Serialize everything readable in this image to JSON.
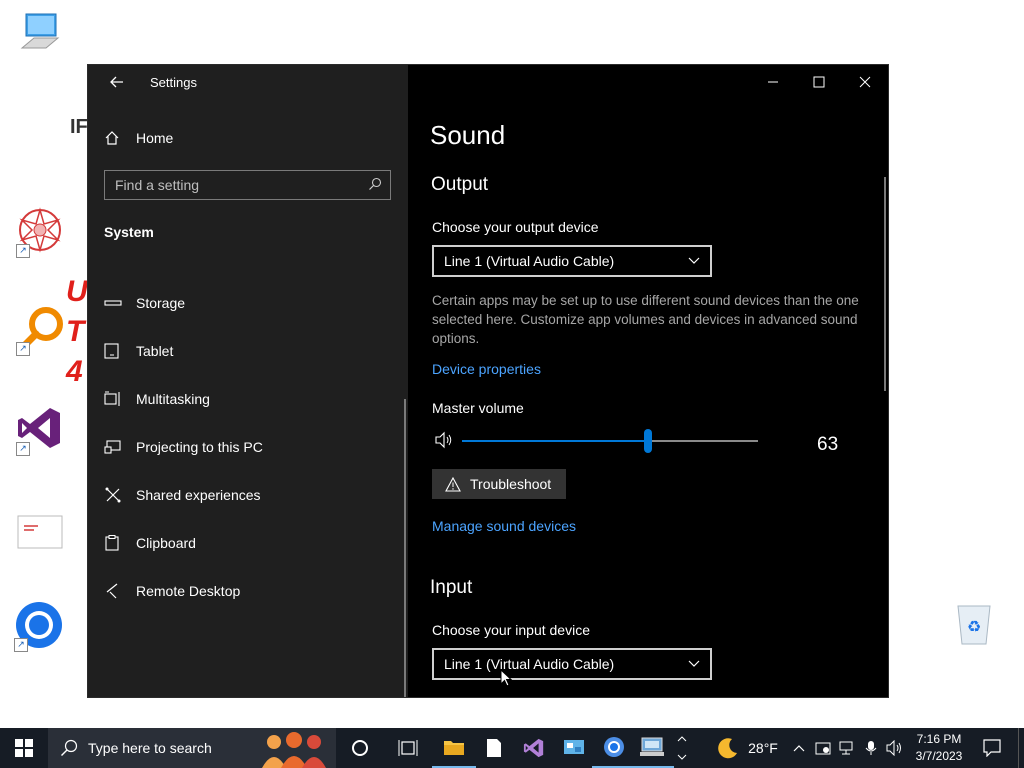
{
  "window": {
    "title": "Settings",
    "home_label": "Home",
    "search": {
      "placeholder": "Find a setting"
    },
    "section_label": "System",
    "nav_items": [
      {
        "label": "Storage",
        "icon": "storage-icon"
      },
      {
        "label": "Tablet",
        "icon": "tablet-icon"
      },
      {
        "label": "Multitasking",
        "icon": "multitasking-icon"
      },
      {
        "label": "Projecting to this PC",
        "icon": "projecting-icon"
      },
      {
        "label": "Shared experiences",
        "icon": "shared-experiences-icon"
      },
      {
        "label": "Clipboard",
        "icon": "clipboard-icon"
      },
      {
        "label": "Remote Desktop",
        "icon": "remote-desktop-icon"
      }
    ]
  },
  "sound": {
    "title": "Sound",
    "output": {
      "heading": "Output",
      "choose_label": "Choose your output device",
      "device": "Line 1 (Virtual Audio Cable)",
      "description": "Certain apps may be set up to use different sound devices than the one selected here. Customize app volumes and devices in advanced sound options.",
      "device_properties_link": "Device properties",
      "master_volume_label": "Master volume",
      "volume_value": "63",
      "volume_fraction": 0.63,
      "troubleshoot_label": "Troubleshoot",
      "manage_link": "Manage sound devices"
    },
    "input": {
      "heading": "Input",
      "choose_label": "Choose your input device",
      "device": "Line 1 (Virtual Audio Cable)"
    }
  },
  "taskbar": {
    "search_placeholder": "Type here to search",
    "weather_temp": "28°F",
    "time": "7:16 PM",
    "date": "3/7/2023"
  },
  "desktop": {
    "partial_text_1": "IF",
    "partial_text_2": "U",
    "partial_text_3": "T",
    "partial_text_4": "4"
  },
  "colors": {
    "accent": "#0078d7",
    "link": "#4ca4ff",
    "sidebar_bg": "#1f1f1f",
    "content_bg": "#000000",
    "taskbar_bg": "#161c25"
  }
}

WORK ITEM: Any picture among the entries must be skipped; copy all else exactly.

RESULT OF THE EXERCISE:
Serialize everything readable in this image to JSON.
{
  "window": {
    "title": "Settings",
    "home_label": "Home",
    "search": {
      "placeholder": "Find a setting"
    },
    "section_label": "System",
    "nav_items": [
      {
        "label": "Storage",
        "icon": "storage-icon"
      },
      {
        "label": "Tablet",
        "icon": "tablet-icon"
      },
      {
        "label": "Multitasking",
        "icon": "multitasking-icon"
      },
      {
        "label": "Projecting to this PC",
        "icon": "projecting-icon"
      },
      {
        "label": "Shared experiences",
        "icon": "shared-experiences-icon"
      },
      {
        "label": "Clipboard",
        "icon": "clipboard-icon"
      },
      {
        "label": "Remote Desktop",
        "icon": "remote-desktop-icon"
      }
    ]
  },
  "sound": {
    "title": "Sound",
    "output": {
      "heading": "Output",
      "choose_label": "Choose your output device",
      "device": "Line 1 (Virtual Audio Cable)",
      "description": "Certain apps may be set up to use different sound devices than the one selected here. Customize app volumes and devices in advanced sound options.",
      "device_properties_link": "Device properties",
      "master_volume_label": "Master volume",
      "volume_value": "63",
      "volume_fraction": 0.63,
      "troubleshoot_label": "Troubleshoot",
      "manage_link": "Manage sound devices"
    },
    "input": {
      "heading": "Input",
      "choose_label": "Choose your input device",
      "device": "Line 1 (Virtual Audio Cable)"
    }
  },
  "taskbar": {
    "search_placeholder": "Type here to search",
    "weather_temp": "28°F",
    "time": "7:16 PM",
    "date": "3/7/2023"
  },
  "desktop": {
    "partial_text_1": "IF",
    "partial_text_2": "U",
    "partial_text_3": "T",
    "partial_text_4": "4"
  },
  "colors": {
    "accent": "#0078d7",
    "link": "#4ca4ff",
    "sidebar_bg": "#1f1f1f",
    "content_bg": "#000000",
    "taskbar_bg": "#161c25"
  }
}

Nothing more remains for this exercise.